Sea of Tranquility

Emily St. John Mandel
Reviewed by Wendy Tucker

Emily St. John Mandel is a Canadian novelist and essayist now living in New York. She has written six novels and came to fame in 2014 with her post-pandemic, prize-winning novel Station 11, published and widely acclaimed well before the real COVID-19 pandemic hit the world. It has now been translated into thirty-three languages and made into a mini-series by HBO (available on Stan in Australia). Both the novel and series are highly recommended as ways to begin enjoying this gifted author. She followed with The Glass Hotel in 2020, my absolute favourite novel of that year and her only novel set in contemporary time and, again, optioned for a mini-series with Mandel as screenwriter.

So, I was eagerly awaiting her sixth novel, Sea of Tranquility, published this year and, again, Mandel has seduced me. I have never been a fan of speculative fiction or science fiction, and this is the genre to which this novel is assigned but, to me, it is just wonderful literary fiction.

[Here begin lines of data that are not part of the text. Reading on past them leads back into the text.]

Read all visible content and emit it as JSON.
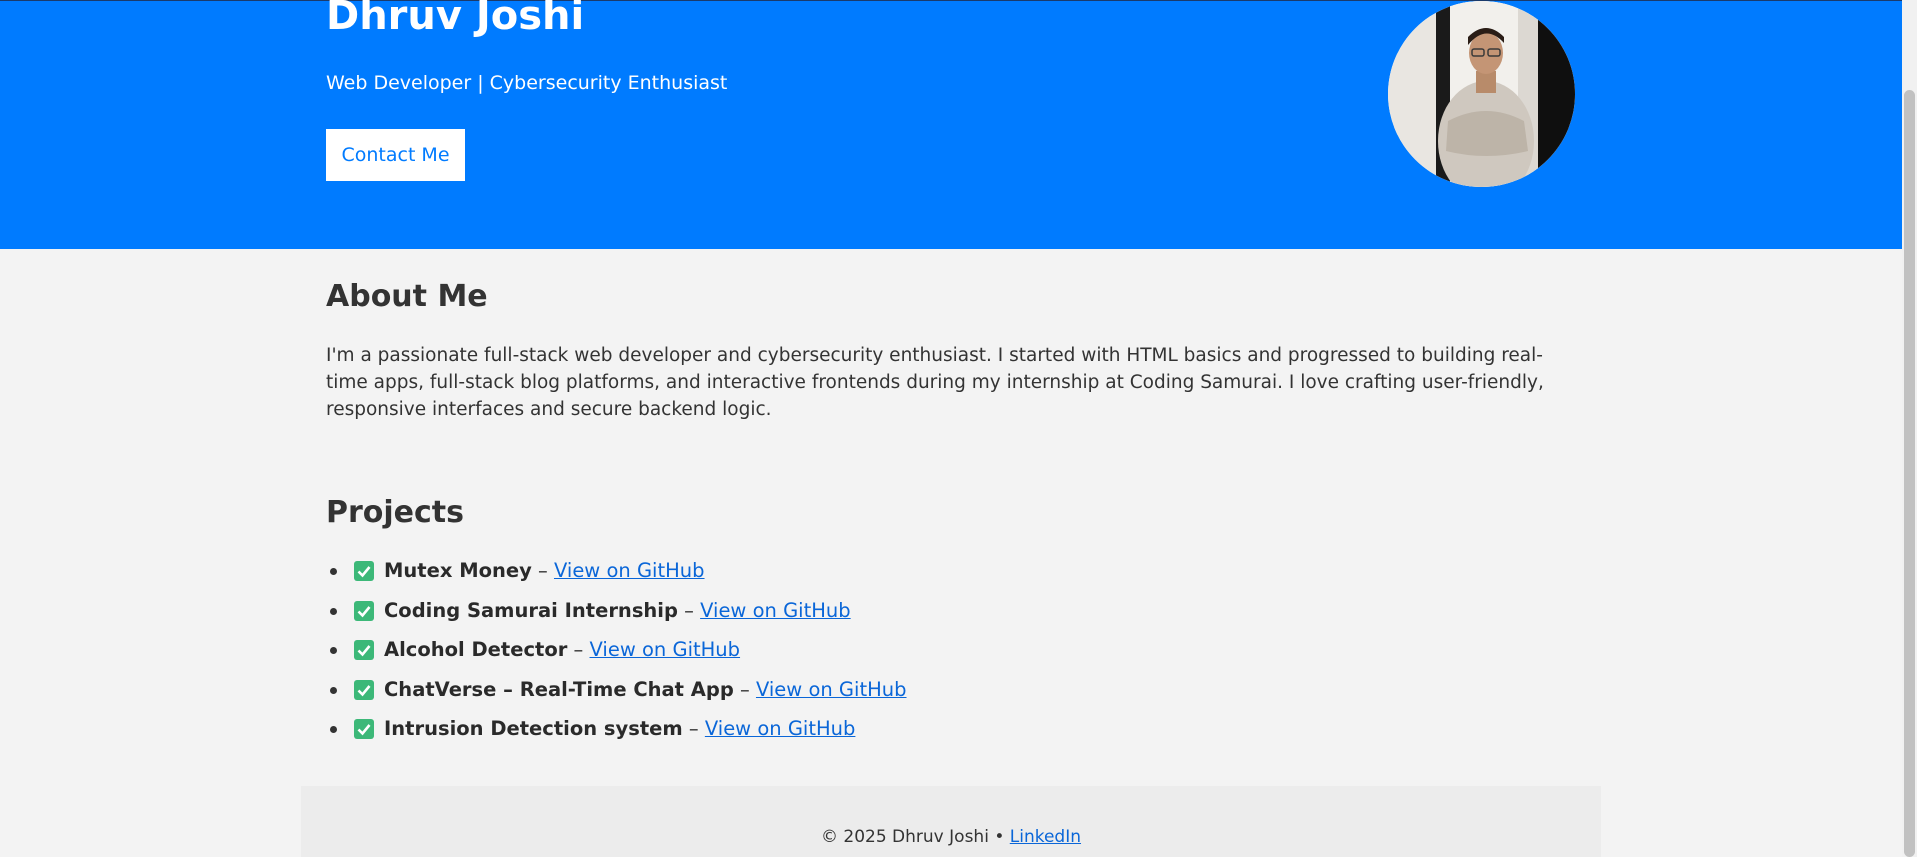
{
  "header": {
    "name": "Dhruv Joshi",
    "tagline": "Web Developer | Cybersecurity Enthusiast",
    "contact_label": "Contact Me",
    "background_color": "#007bff"
  },
  "about": {
    "title": "About Me",
    "text": "I'm a passionate full-stack web developer and cybersecurity enthusiast. I started with HTML basics and progressed to building real-time apps, full-stack blog platforms, and interactive frontends during my internship at Coding Samurai. I love crafting user-friendly, responsive interfaces and secure backend logic."
  },
  "projects": {
    "title": "Projects",
    "items": [
      {
        "name": "Mutex Money",
        "separator": " – ",
        "link_label": "View on GitHub"
      },
      {
        "name": "Coding Samurai Internship",
        "separator": " – ",
        "link_label": "View on GitHub"
      },
      {
        "name": "Alcohol Detector",
        "separator": " – ",
        "link_label": "View on GitHub"
      },
      {
        "name": "ChatVerse – Real-Time Chat App",
        "separator": " – ",
        "link_label": "View on GitHub"
      },
      {
        "name": "Intrusion Detection system",
        "separator": " – ",
        "link_label": "View on GitHub"
      }
    ],
    "check_icon": "check-box-icon",
    "check_color": "#3cb878"
  },
  "footer": {
    "copyright": "© 2025 Dhruv Joshi • ",
    "link_label": "LinkedIn"
  }
}
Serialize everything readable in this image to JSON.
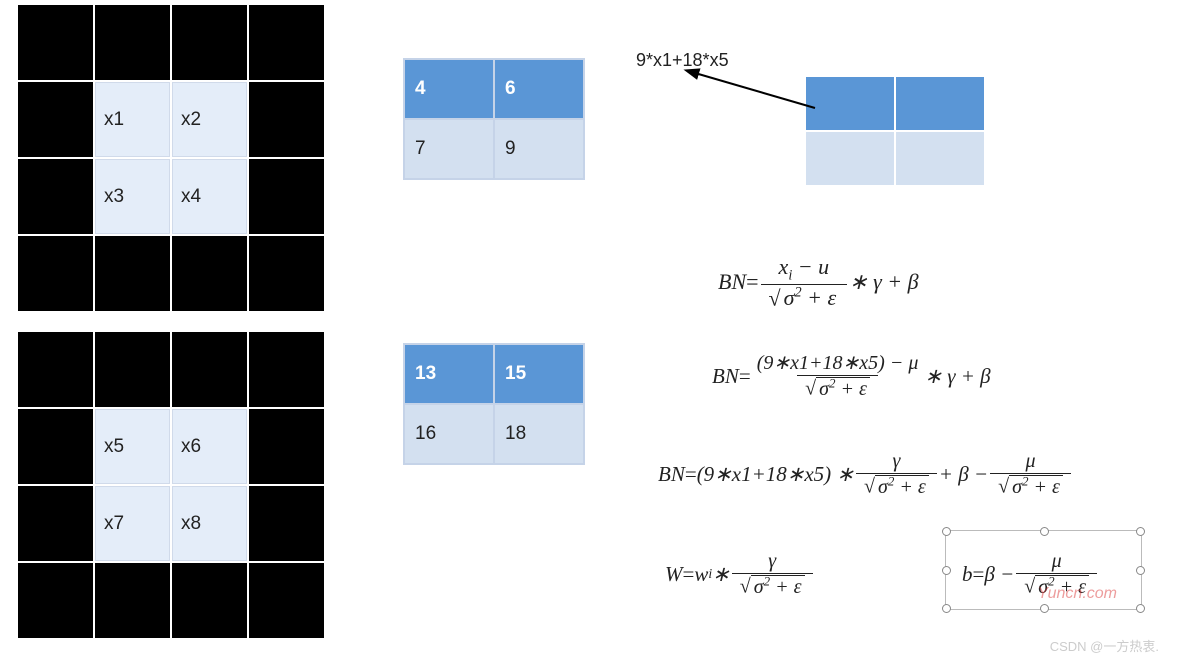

Any summary of the plot would not do the novel justice and would need to go into too much detail that may spoil it for readers, or lead a prospective reader to think that it’s just too out there and confusing. It isn’t. It shifts from 1912, when our first character experiences a paranormal occurrence, to the present where that occurrence has been captured on video, to 2203 where a writer, Olive Llewellyn is on a book tour on earth (she is from a moon colony) and experiences this paranormal occurrence. We then move forward to 2401 and the Time Institute is investigating this anomaly. Is it a glitch in the timeline? A corrupted file? Or, as some suspect, are we all living in a simulation? 

Beloved characters from previous novels appear – but you don’t need to have read previous books to enjoy this novel. The returning characters are part of the comfort we find here, driven by the faith in human creativity, kinship and connectedness. There is a huge and time- moving plot line in this novel but it doesn’t overwhelm or confuse because the writing is graceful and intimate and the characters are so easy to know and love.